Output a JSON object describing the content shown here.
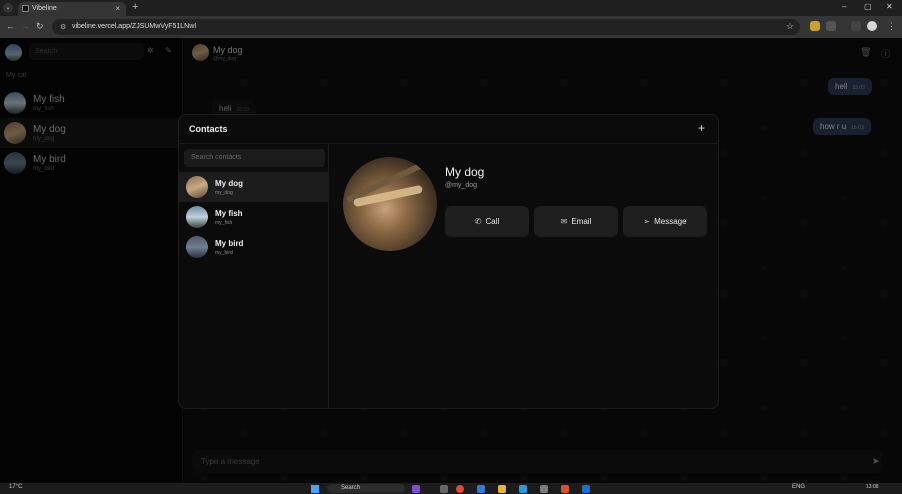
{
  "browser": {
    "tab_title": "Vibeline",
    "url": "vibeline.vercel.app/ZJSUMwVyF51LNwI",
    "add_tab": "+",
    "tab_close": "×",
    "win_minimize": "–",
    "win_maximize": "▢",
    "win_close": "✕"
  },
  "sidebar": {
    "search_placeholder": "Search",
    "section_label": "My cat",
    "chats": [
      {
        "name": "My fish",
        "handle": "my_fish"
      },
      {
        "name": "My dog",
        "handle": "my_dog"
      },
      {
        "name": "My bird",
        "handle": "my_bird"
      }
    ]
  },
  "chat": {
    "name": "My dog",
    "handle": "@my_dog",
    "messages": [
      {
        "text": "hell",
        "time": "15:03",
        "direction": "out"
      },
      {
        "text": "heli",
        "time": "15:03",
        "direction": "in"
      },
      {
        "text": "how r u",
        "time": "15:03",
        "direction": "out"
      }
    ],
    "input_placeholder": "Type a message"
  },
  "contacts_dialog": {
    "title": "Contacts",
    "add_button": "+",
    "search_placeholder": "Search contacts",
    "contacts": [
      {
        "name": "My dog",
        "handle": "my_dog"
      },
      {
        "name": "My fish",
        "handle": "my_fish"
      },
      {
        "name": "My bird",
        "handle": "my_bird"
      }
    ],
    "selected": {
      "name": "My dog",
      "handle": "@my_dog",
      "actions": {
        "call": "Call",
        "email": "Email",
        "message": "Message"
      }
    }
  },
  "taskbar": {
    "weather": "17°C",
    "search_label": "Search",
    "language": "ENG",
    "clock": "13:08"
  },
  "colors": {
    "accent_bubble": "#2f3d5a",
    "background": "#0b0b0b"
  }
}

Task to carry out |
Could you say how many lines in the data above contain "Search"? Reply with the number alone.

Answer to this problem |
3